Only about one percent of children with enuresis have an underlying disease, the others simply have a weak bladder control. There are two types of bedwetting: primary and secondary. Primary refers to a problem that has been ongoing without a break, whereas secondary refers to bedwetting that starts again after a child has been dry for some time (at least six months). Primary bedwetting can be caused if the child:

  • Does not wake up when his/her bladder is full.

  • Is not able to hold the urine for a long time.

  • Has poor toilet habits during the daytime.

  • Produces large amount of urine, especially during the evening and night.

Secondary bedwetting can be caused due to emotional or medical problems like urinary tract infection, diabetes, abnormalities or disease in the nervous system, structural or anatomical abnormality, obstructive sleep apnea and pinworm infection. Bedwetting also runs in families, most children who have a bedwetting problem have a parent who had the same too. Most children stop at the age the parent did.

When to Seek Medical Help?

80 percent of people who wet their beds only do so at night. However, if the child shows some or any of the following problems along with bedwetting then it is time to pay a visit to the pediatrician:

  • Dribbling or straining with urination

  • Wetting during the day.

  • Pinkish or cloudy urine. Blood stains on pajamas or underpants.

  • Constipation.

  • Soiling, known as encopresis or fecal incontinence.

Self-Care at Home

Following are some tips to help your child stop wetting the bed at night:

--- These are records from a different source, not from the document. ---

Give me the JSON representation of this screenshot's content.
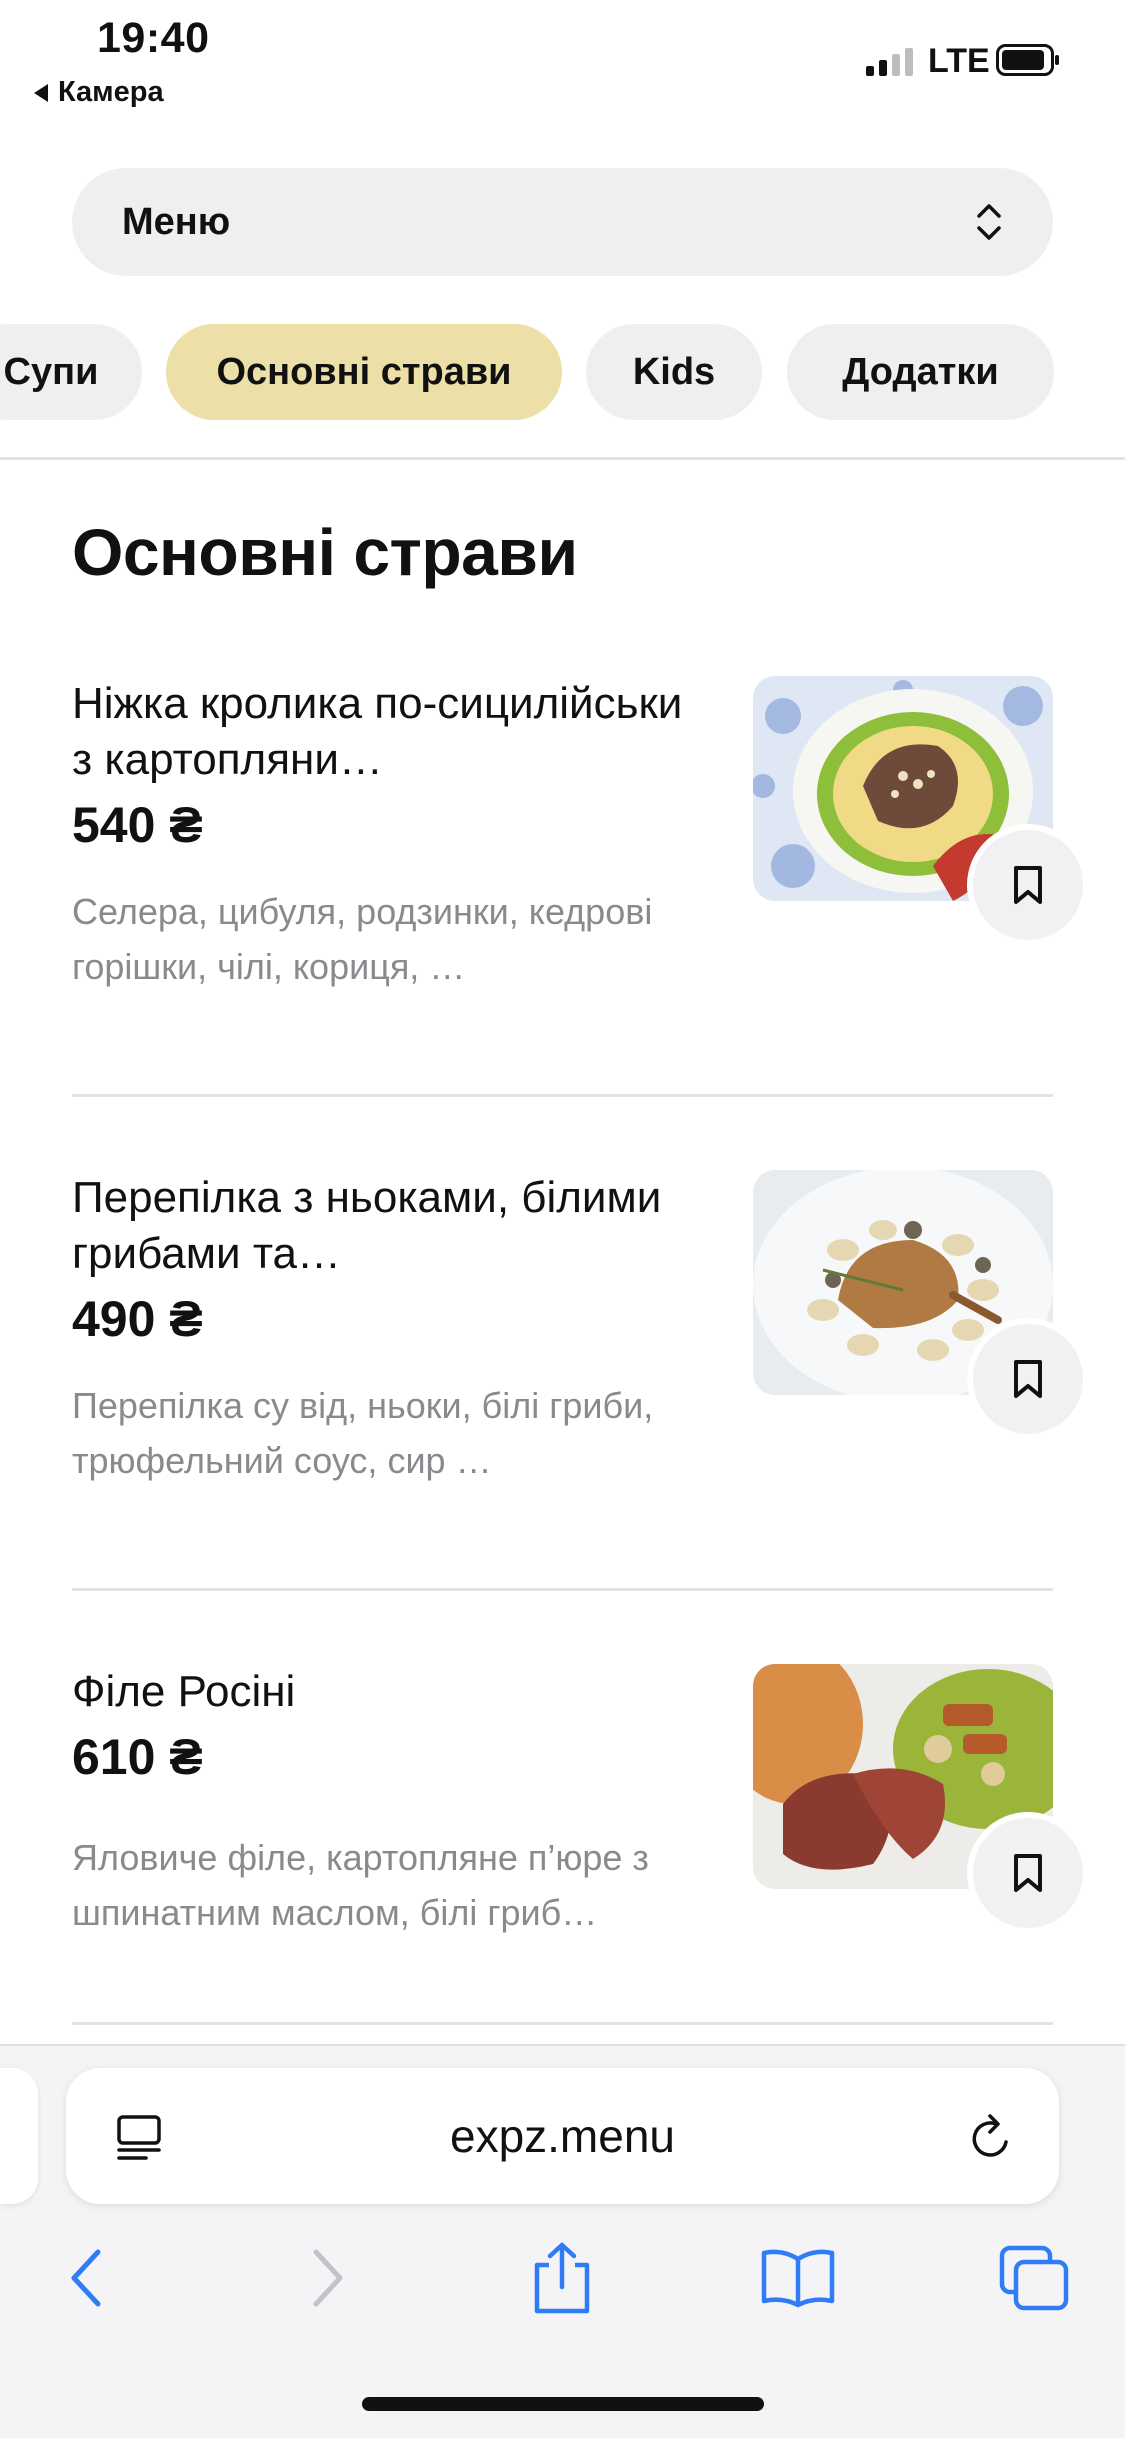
{
  "status_bar": {
    "time": "19:40",
    "back_app": "Камера",
    "network": "LTE",
    "signal_icon": "cellular-signal-icon",
    "battery_icon": "battery-icon"
  },
  "menu_selector": {
    "label": "Меню",
    "icon": "chevron-up-down-icon"
  },
  "tabs": [
    {
      "label": "Супи",
      "active": false
    },
    {
      "label": "Основні страви",
      "active": true
    },
    {
      "label": "Kids",
      "active": false
    },
    {
      "label": "Додатки",
      "active": false
    }
  ],
  "section": {
    "title": "Основні страви"
  },
  "items": [
    {
      "name": "Ніжка кролика по-сицилійськи з картопляни…",
      "price": "540 ₴",
      "description": "Селера, цибуля, родзинки, кедрові горішки, чілі, кориця, …"
    },
    {
      "name": "Перепілка з ньоками, білими грибами та…",
      "price": "490 ₴",
      "description": "Перепілка су від, ньоки, білі гриби, трюфельний соус, сир …"
    },
    {
      "name": "Філе Росіні",
      "price": "610 ₴",
      "description": "Яловиче філе, картопляне п’юре з шпинатним маслом, білі гриб…"
    }
  ],
  "browser": {
    "url": "expz.menu",
    "reader_icon": "page-menu-icon",
    "reload_icon": "reload-icon",
    "toolbar": [
      "back-icon",
      "forward-icon",
      "share-icon",
      "bookmarks-icon",
      "tabs-icon"
    ]
  },
  "colors": {
    "active_tab": "#ece0a8",
    "pill_bg": "#eeeff1",
    "accent_blue": "#2f7cf6",
    "muted_text": "#8a8a8e"
  }
}
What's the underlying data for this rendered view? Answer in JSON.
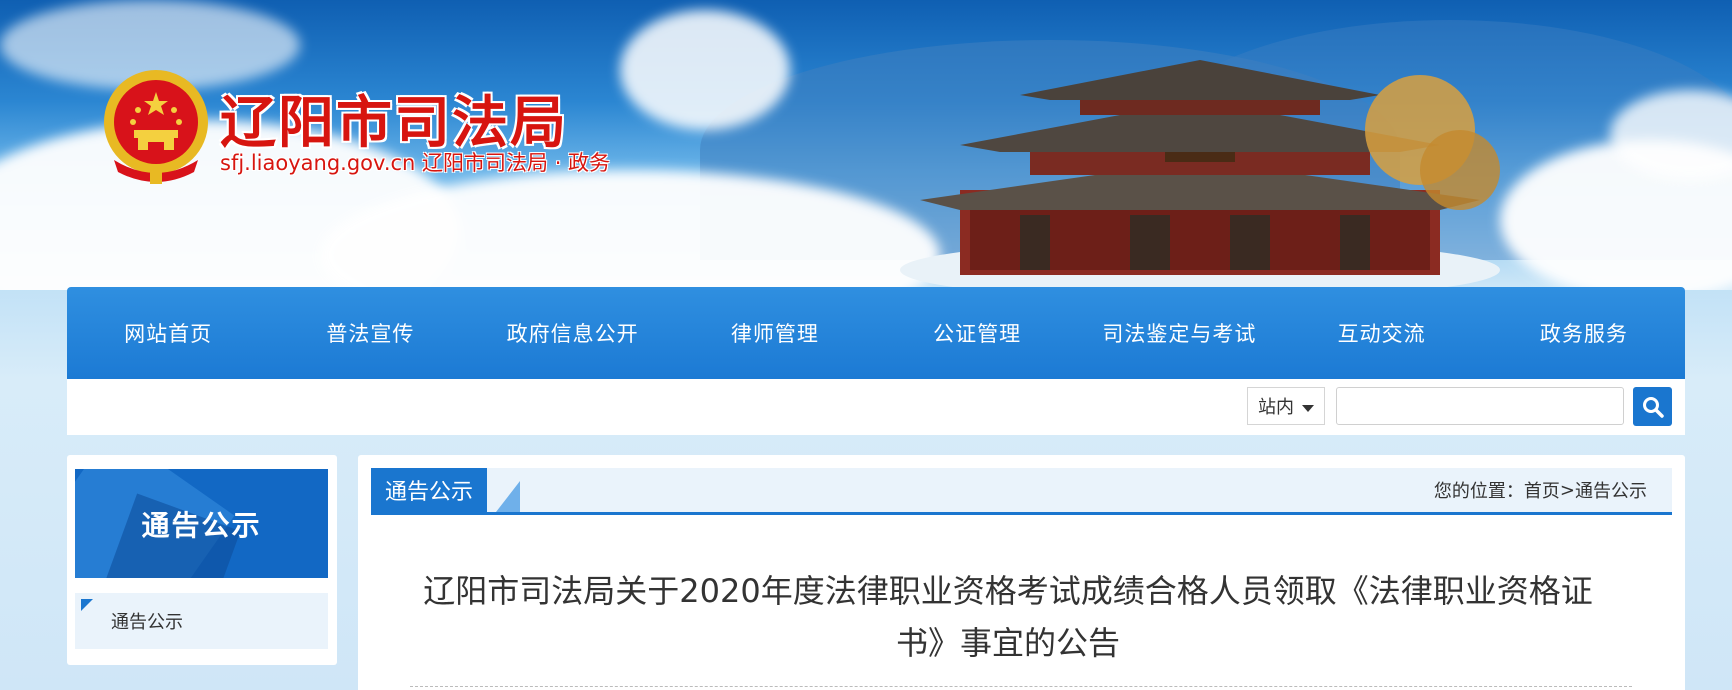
{
  "header": {
    "title": "辽阳市司法局",
    "subtitle": "sfj.liaoyang.gov.cn 辽阳市司法局 · 政务"
  },
  "nav": {
    "items": [
      {
        "label": "网站首页"
      },
      {
        "label": "普法宣传"
      },
      {
        "label": "政府信息公开"
      },
      {
        "label": "律师管理"
      },
      {
        "label": "公证管理"
      },
      {
        "label": "司法鉴定与考试"
      },
      {
        "label": "互动交流"
      },
      {
        "label": "政务服务"
      }
    ]
  },
  "search": {
    "scope": "站内",
    "value": "",
    "button_icon": "search-icon"
  },
  "sidebar": {
    "title": "通告公示",
    "items": [
      {
        "label": "通告公示"
      }
    ]
  },
  "main": {
    "tab": "通告公示",
    "breadcrumb": {
      "prefix": "您的位置：",
      "home": "首页",
      "separator": ">",
      "current": "通告公示"
    },
    "article_title": "辽阳市司法局关于2020年度法律职业资格考试成绩合格人员领取《法律职业资格证书》事宜的公告"
  },
  "colors": {
    "brand_red": "#d7150f",
    "nav_blue": "#1c7ad4",
    "accent_blue": "#1a76cf"
  }
}
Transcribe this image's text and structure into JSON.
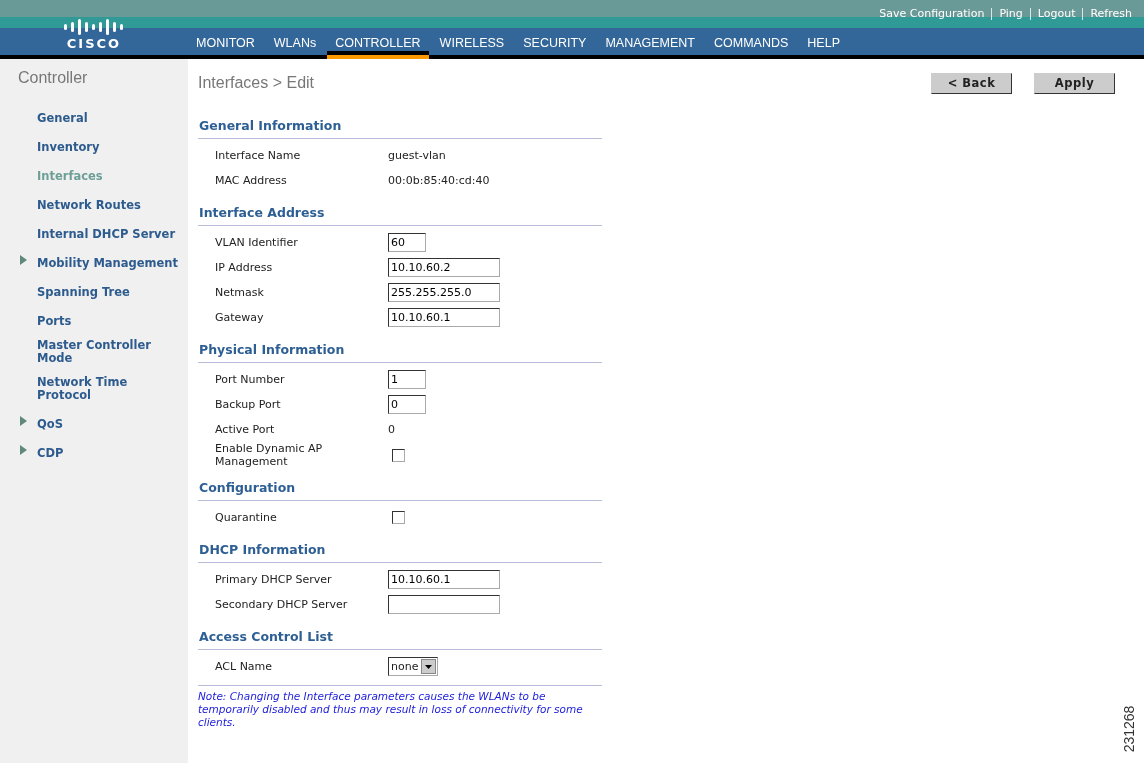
{
  "header": {
    "logo_text": "CISCO",
    "links": [
      "Save Configuration",
      "Ping",
      "Logout",
      "Refresh"
    ],
    "nav": [
      {
        "label": "MONITOR",
        "selected": false
      },
      {
        "label": "WLANs",
        "selected": false
      },
      {
        "label": "CONTROLLER",
        "selected": true
      },
      {
        "label": "WIRELESS",
        "selected": false
      },
      {
        "label": "SECURITY",
        "selected": false
      },
      {
        "label": "MANAGEMENT",
        "selected": false
      },
      {
        "label": "COMMANDS",
        "selected": false
      },
      {
        "label": "HELP",
        "selected": false
      }
    ]
  },
  "sidebar": {
    "title": "Controller",
    "items": [
      {
        "label": "General",
        "selected": false,
        "expandable": false
      },
      {
        "label": "Inventory",
        "selected": false,
        "expandable": false
      },
      {
        "label": "Interfaces",
        "selected": true,
        "expandable": false
      },
      {
        "label": "Network Routes",
        "selected": false,
        "expandable": false
      },
      {
        "label": "Internal DHCP Server",
        "selected": false,
        "expandable": false
      },
      {
        "label": "Mobility Management",
        "selected": false,
        "expandable": true
      },
      {
        "label": "Spanning Tree",
        "selected": false,
        "expandable": false
      },
      {
        "label": "Ports",
        "selected": false,
        "expandable": false
      },
      {
        "label": "Master Controller Mode",
        "selected": false,
        "expandable": false
      },
      {
        "label": "Network Time Protocol",
        "selected": false,
        "expandable": false
      },
      {
        "label": "QoS",
        "selected": false,
        "expandable": true
      },
      {
        "label": "CDP",
        "selected": false,
        "expandable": true
      }
    ]
  },
  "page": {
    "breadcrumb": "Interfaces > Edit",
    "buttons": [
      "< Back",
      "Apply"
    ]
  },
  "sections": [
    {
      "title": "General Information",
      "rows": [
        {
          "kind": "text",
          "label": "Interface Name",
          "value": "guest-vlan"
        },
        {
          "kind": "text",
          "label": "MAC Address",
          "value": "00:0b:85:40:cd:40"
        }
      ]
    },
    {
      "title": "Interface Address",
      "rows": [
        {
          "kind": "short_input",
          "label": "VLAN Identifier",
          "value": "60"
        },
        {
          "kind": "input",
          "label": "IP Address",
          "value": "10.10.60.2"
        },
        {
          "kind": "input",
          "label": "Netmask",
          "value": "255.255.255.0"
        },
        {
          "kind": "input",
          "label": "Gateway",
          "value": "10.10.60.1"
        }
      ]
    },
    {
      "title": "Physical Information",
      "rows": [
        {
          "kind": "short_input",
          "label": "Port Number",
          "value": "1"
        },
        {
          "kind": "short_input",
          "label": "Backup Port",
          "value": "0"
        },
        {
          "kind": "text",
          "label": "Active Port",
          "value": "0"
        },
        {
          "kind": "checkbox",
          "label": "Enable Dynamic AP Management",
          "checked": false
        }
      ]
    },
    {
      "title": "Configuration",
      "rows": [
        {
          "kind": "checkbox",
          "label": "Quarantine",
          "checked": false
        }
      ]
    },
    {
      "title": "DHCP Information",
      "rows": [
        {
          "kind": "input",
          "label": "Primary DHCP Server",
          "value": "10.10.60.1"
        },
        {
          "kind": "input",
          "label": "Secondary DHCP Server"
        }
      ]
    },
    {
      "title": "Access Control List",
      "rows": [
        {
          "kind": "select",
          "label": "ACL Name",
          "value": "none"
        }
      ]
    }
  ],
  "note": "Note: Changing the Interface parameters causes the WLANs to be temporarily disabled and thus may result in loss of connectivity for some clients.",
  "figure_id": "231268"
}
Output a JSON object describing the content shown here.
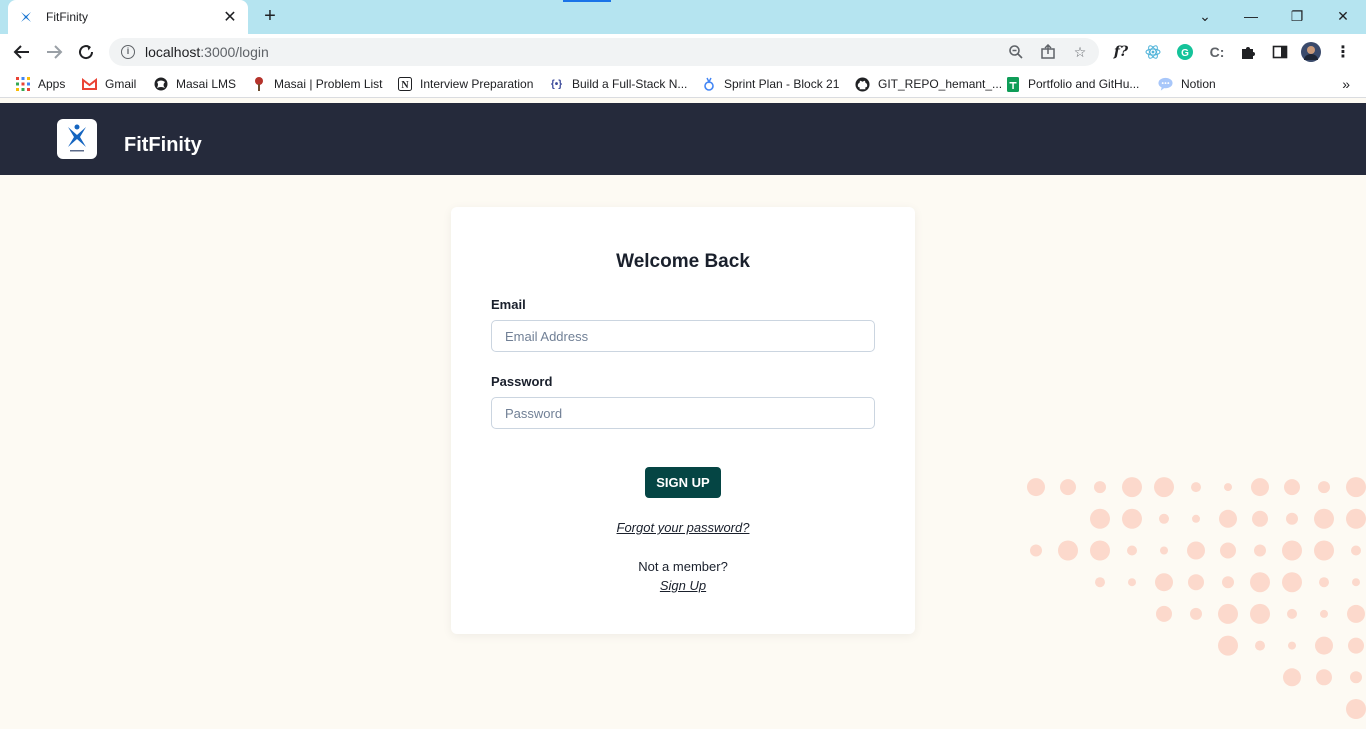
{
  "browser": {
    "tab_title": "FitFinity",
    "url_host": "localhost",
    "url_path": ":3000/login",
    "bookmarks": [
      {
        "label": "Apps",
        "icon": "apps-grid-icon"
      },
      {
        "label": "Gmail",
        "icon": "gmail-icon"
      },
      {
        "label": "Masai LMS",
        "icon": "masai-icon"
      },
      {
        "label": "Masai | Problem List",
        "icon": "masai-problem-icon"
      },
      {
        "label": "Interview Preparation",
        "icon": "notion-icon"
      },
      {
        "label": "Build a Full-Stack N...",
        "icon": "build-icon"
      },
      {
        "label": "Sprint Plan - Block 21",
        "icon": "sprint-icon"
      },
      {
        "label": "GIT_REPO_hemant_...",
        "icon": "github-icon"
      },
      {
        "label": "Portfolio and GitHu...",
        "icon": "sheets-icon"
      },
      {
        "label": "Notion",
        "icon": "chat-bubble-icon"
      }
    ]
  },
  "app": {
    "brand": "FitFinity"
  },
  "login": {
    "heading": "Welcome Back",
    "email_label": "Email",
    "email_placeholder": "Email Address",
    "password_label": "Password",
    "password_placeholder": "Password",
    "submit_label": "SIGN UP",
    "forgot_label": "Forgot your password?",
    "not_member_label": "Not a member?",
    "signup_link_label": "Sign Up"
  },
  "colors": {
    "header_bg": "#252a3b",
    "page_bg": "#fdfaf3",
    "button_bg": "#054544",
    "dots": "#fcd9cc",
    "tabstrip": "#b5e4f0"
  }
}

  • Make the child urinate before bedtime.

  • Wake the child up various times during the night to use the toilet.

  • Reduce fluids during the night.

  • Limit intake of chocolates, carbonated drinks, caffeine or citrus, especially after 3 pm.

  • Using a rewarding system might help. Make a chart with stickers and rewards where a certain number of dry nights, or stickers, earn him/her a reward.

  • Make the toilet easily accessible to the child during the night.

It is very important for the parent to be supportive and patient. Make sure that other siblings do not tease the child about the problem and avoid punishing or blaming the child. There are moisture alarms and medications available in the market, but they are not a guaranteed cure for bedwetting.

There are excellent waterproof mattress protectors nowadays which are non-toxic and breathable. Check out the Nest Bedding store for solutions.

  • solutions for bed wetting